Segment Open
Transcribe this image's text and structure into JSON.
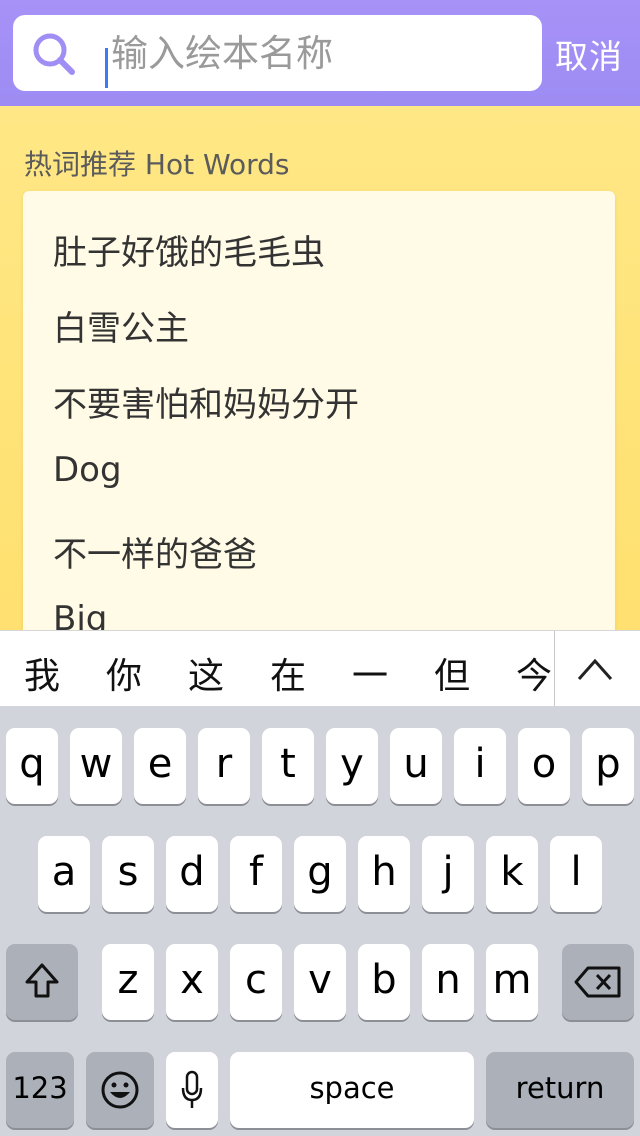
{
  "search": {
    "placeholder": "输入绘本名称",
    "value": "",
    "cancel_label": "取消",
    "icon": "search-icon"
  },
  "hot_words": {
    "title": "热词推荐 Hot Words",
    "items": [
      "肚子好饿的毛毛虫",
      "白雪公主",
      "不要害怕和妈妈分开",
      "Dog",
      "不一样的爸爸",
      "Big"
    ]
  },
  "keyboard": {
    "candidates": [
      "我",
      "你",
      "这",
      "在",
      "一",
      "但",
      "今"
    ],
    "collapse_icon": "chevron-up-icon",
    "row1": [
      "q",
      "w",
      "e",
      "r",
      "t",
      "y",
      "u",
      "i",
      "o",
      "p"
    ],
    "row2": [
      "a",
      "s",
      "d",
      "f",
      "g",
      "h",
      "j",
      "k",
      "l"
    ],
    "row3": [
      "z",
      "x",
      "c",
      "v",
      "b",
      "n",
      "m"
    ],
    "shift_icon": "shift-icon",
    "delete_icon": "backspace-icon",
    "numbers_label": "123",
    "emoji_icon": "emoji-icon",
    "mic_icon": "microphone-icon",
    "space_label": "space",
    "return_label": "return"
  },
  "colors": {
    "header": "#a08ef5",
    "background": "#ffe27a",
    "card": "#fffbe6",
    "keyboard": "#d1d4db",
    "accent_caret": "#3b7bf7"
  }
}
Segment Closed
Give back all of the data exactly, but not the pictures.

The answer ::
Transcribe this image's text and structure into JSON.
{
  "search": {
    "placeholder": "输入绘本名称",
    "value": "",
    "cancel_label": "取消",
    "icon": "search-icon"
  },
  "hot_words": {
    "title": "热词推荐 Hot Words",
    "items": [
      "肚子好饿的毛毛虫",
      "白雪公主",
      "不要害怕和妈妈分开",
      "Dog",
      "不一样的爸爸",
      "Big"
    ]
  },
  "keyboard": {
    "candidates": [
      "我",
      "你",
      "这",
      "在",
      "一",
      "但",
      "今"
    ],
    "collapse_icon": "chevron-up-icon",
    "row1": [
      "q",
      "w",
      "e",
      "r",
      "t",
      "y",
      "u",
      "i",
      "o",
      "p"
    ],
    "row2": [
      "a",
      "s",
      "d",
      "f",
      "g",
      "h",
      "j",
      "k",
      "l"
    ],
    "row3": [
      "z",
      "x",
      "c",
      "v",
      "b",
      "n",
      "m"
    ],
    "shift_icon": "shift-icon",
    "delete_icon": "backspace-icon",
    "numbers_label": "123",
    "emoji_icon": "emoji-icon",
    "mic_icon": "microphone-icon",
    "space_label": "space",
    "return_label": "return"
  },
  "colors": {
    "header": "#a08ef5",
    "background": "#ffe27a",
    "card": "#fffbe6",
    "keyboard": "#d1d4db",
    "accent_caret": "#3b7bf7"
  }
}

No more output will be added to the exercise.